In a project supported by the Newton Fund in collaboration with Dr Kevin Land’s team at CSIR in Pretoria (South Africa), we have developed an IFAST device for fast analysis of E.coli in waste water samples. Combining the specificity of immunomagnetic separation and the sensitivity of the subsequent adenosine triphosphate (ATP) assay with bioluminescence, we were able to detecting E. coli O157:H7 from just 6 colony forming units (CFU) in 1 mL spiked buffer within 20 min using a portable, field-deployable device.
Recently, we have started work on the Sullied Sediments project which co-funded by the European Regional Development Fund through the Interreg VB North Sea Region Programme and is being delivered by partners based in UK, Germany, Belgium and the Netherlands.

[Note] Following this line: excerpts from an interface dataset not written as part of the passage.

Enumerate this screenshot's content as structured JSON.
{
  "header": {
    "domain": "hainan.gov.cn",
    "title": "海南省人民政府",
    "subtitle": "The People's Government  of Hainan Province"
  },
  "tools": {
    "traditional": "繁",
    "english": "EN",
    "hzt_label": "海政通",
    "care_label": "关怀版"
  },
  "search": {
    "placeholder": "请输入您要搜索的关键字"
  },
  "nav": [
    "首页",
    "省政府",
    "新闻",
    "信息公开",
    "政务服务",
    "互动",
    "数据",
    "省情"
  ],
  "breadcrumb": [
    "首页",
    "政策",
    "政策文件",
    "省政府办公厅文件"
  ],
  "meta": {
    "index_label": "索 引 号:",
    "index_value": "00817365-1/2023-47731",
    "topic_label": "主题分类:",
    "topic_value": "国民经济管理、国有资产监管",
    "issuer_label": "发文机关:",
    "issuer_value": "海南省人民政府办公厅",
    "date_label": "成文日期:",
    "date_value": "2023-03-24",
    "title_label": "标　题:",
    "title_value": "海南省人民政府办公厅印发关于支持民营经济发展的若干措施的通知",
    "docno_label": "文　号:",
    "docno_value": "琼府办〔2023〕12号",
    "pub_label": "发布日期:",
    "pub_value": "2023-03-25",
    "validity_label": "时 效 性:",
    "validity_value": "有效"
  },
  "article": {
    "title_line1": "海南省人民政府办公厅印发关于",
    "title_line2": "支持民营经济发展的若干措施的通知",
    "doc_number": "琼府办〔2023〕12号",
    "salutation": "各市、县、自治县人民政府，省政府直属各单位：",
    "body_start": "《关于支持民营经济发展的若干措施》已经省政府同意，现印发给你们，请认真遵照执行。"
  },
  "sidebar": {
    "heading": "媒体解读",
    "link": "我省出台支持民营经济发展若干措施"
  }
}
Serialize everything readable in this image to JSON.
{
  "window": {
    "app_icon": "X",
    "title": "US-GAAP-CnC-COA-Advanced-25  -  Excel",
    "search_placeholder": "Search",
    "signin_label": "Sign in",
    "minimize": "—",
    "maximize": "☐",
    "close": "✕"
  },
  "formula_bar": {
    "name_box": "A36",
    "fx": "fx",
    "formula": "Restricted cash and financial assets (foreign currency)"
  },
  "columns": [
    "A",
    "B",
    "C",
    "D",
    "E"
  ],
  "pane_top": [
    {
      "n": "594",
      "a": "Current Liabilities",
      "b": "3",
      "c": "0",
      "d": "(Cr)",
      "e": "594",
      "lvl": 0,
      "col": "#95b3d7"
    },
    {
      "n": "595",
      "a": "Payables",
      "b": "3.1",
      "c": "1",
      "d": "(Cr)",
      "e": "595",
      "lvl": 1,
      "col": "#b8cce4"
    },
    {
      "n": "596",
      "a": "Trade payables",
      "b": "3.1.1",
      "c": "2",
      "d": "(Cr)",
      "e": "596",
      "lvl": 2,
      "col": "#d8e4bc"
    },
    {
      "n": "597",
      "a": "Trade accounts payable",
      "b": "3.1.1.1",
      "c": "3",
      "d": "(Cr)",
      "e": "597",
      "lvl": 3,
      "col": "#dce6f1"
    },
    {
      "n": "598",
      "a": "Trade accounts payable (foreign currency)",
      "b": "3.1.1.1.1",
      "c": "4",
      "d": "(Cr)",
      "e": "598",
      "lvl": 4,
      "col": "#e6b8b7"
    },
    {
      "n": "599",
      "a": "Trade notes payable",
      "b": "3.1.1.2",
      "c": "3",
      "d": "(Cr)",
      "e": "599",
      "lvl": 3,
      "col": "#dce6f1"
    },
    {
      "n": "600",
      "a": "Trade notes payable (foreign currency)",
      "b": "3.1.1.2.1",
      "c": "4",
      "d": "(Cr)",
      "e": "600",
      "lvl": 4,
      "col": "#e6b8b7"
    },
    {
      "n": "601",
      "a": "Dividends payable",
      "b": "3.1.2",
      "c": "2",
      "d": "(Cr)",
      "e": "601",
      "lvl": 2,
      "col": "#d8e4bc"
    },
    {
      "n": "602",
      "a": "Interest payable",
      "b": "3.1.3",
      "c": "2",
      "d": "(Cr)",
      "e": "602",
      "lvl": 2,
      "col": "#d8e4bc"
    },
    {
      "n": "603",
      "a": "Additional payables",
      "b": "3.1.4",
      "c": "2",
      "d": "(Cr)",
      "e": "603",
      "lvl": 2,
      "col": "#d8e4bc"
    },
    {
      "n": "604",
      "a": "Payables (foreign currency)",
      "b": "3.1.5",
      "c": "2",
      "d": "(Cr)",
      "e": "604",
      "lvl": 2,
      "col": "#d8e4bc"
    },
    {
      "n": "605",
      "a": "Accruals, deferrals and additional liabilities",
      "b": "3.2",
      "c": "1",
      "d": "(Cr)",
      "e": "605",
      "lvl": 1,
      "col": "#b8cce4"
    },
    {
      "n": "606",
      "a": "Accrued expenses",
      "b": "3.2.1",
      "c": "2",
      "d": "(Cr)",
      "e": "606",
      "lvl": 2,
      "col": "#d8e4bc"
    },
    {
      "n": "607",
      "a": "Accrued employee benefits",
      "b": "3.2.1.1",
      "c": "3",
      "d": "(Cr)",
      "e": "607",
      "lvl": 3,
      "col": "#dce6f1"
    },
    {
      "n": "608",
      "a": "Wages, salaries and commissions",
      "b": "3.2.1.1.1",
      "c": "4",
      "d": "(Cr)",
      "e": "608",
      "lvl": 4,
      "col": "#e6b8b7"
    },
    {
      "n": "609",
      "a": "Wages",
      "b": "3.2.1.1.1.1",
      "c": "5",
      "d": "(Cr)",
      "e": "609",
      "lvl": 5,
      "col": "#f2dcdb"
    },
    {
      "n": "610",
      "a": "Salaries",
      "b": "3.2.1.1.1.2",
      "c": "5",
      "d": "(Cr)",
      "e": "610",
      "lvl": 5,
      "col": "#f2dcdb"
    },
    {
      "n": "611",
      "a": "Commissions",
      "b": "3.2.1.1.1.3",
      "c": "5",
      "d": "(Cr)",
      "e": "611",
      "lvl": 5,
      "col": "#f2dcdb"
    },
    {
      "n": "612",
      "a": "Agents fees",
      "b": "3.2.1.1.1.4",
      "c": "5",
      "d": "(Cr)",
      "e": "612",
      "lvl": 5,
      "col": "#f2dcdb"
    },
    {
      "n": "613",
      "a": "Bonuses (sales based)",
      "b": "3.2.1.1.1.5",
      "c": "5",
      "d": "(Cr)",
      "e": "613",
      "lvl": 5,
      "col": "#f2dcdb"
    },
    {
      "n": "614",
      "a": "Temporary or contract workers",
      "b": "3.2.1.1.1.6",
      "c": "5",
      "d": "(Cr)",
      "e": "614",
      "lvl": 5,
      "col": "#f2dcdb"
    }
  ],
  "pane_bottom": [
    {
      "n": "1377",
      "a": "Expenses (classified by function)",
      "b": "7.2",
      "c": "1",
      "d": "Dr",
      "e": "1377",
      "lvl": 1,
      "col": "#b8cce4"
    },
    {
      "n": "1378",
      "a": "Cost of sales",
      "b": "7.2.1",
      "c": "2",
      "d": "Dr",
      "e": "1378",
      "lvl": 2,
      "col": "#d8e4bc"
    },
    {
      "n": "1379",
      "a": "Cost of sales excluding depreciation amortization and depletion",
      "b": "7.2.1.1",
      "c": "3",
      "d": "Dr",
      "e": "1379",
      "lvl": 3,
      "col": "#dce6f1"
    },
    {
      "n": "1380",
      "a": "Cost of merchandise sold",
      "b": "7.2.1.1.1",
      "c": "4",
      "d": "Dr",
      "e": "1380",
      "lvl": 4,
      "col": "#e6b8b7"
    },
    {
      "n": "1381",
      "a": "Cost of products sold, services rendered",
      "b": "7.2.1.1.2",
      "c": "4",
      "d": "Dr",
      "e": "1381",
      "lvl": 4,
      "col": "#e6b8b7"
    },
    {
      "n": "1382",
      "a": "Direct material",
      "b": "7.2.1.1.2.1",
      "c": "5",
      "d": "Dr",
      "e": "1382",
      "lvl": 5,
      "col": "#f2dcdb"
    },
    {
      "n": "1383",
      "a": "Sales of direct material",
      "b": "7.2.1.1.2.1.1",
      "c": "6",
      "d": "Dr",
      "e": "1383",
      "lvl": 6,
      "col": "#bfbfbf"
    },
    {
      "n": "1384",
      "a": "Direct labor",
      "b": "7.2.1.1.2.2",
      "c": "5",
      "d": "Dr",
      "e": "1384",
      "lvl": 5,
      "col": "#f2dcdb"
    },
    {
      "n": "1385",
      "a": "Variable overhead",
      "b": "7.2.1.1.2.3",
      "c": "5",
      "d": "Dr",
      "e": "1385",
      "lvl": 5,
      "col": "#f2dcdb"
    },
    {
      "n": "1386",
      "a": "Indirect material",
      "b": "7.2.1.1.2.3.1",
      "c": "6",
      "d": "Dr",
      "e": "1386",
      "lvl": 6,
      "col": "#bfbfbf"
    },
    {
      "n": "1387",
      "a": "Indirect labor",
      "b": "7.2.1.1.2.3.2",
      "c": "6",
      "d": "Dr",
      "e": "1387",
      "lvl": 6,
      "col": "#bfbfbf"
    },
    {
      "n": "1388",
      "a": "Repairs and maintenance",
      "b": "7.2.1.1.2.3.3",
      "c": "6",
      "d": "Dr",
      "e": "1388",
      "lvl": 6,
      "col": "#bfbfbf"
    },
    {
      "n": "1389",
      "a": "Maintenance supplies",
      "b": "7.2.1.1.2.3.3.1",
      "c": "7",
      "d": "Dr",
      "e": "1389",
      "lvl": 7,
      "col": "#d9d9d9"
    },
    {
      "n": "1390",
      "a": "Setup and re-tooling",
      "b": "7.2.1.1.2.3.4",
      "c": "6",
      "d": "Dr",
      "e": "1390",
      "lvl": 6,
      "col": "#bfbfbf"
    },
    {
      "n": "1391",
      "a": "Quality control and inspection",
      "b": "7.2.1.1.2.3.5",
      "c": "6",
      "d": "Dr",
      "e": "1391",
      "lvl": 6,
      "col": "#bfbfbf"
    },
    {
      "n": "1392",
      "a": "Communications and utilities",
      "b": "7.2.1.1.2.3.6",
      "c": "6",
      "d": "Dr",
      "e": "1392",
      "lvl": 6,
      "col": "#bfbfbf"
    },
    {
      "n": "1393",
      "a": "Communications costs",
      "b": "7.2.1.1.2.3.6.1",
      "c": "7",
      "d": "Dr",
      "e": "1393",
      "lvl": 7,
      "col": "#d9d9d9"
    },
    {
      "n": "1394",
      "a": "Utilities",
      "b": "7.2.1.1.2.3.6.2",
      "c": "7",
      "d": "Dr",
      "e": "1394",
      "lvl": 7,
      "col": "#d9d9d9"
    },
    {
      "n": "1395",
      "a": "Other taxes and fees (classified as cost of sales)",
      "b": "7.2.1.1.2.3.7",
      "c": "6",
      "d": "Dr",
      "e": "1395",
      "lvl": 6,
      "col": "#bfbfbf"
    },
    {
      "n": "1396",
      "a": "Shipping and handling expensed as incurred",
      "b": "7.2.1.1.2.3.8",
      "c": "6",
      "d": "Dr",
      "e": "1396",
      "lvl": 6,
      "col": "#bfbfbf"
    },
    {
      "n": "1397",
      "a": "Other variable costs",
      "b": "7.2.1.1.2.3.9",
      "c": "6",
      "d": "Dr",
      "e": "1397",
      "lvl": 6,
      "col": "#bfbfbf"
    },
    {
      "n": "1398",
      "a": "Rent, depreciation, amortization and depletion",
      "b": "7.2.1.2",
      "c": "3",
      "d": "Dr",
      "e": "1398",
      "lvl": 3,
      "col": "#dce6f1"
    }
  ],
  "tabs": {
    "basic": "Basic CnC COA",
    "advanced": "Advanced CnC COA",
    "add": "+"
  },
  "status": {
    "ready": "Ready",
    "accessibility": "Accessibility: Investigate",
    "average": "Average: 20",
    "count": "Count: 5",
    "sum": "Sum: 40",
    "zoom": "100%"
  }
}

As part of this project we are developing and testing paper based analytical devices to be used by volunteers to better assess, treat and prevent contamination from certain pollutants that can be found in the sediments in our waterways.
- B. Ngamsom, A. Truyts, L. Fourie, S. Kumar, M.D. Tarn, A. Iles, K. Moodley, K.J. Land, N. Pamme, A Microfluidic Device for Rapid Screening of E. coli O157:H7 Based on IFAST and ATP Bioluminescence Assay for Water Analysis, Chemistry – A European Journal, 2017, doi: 10.1002/chem.201703487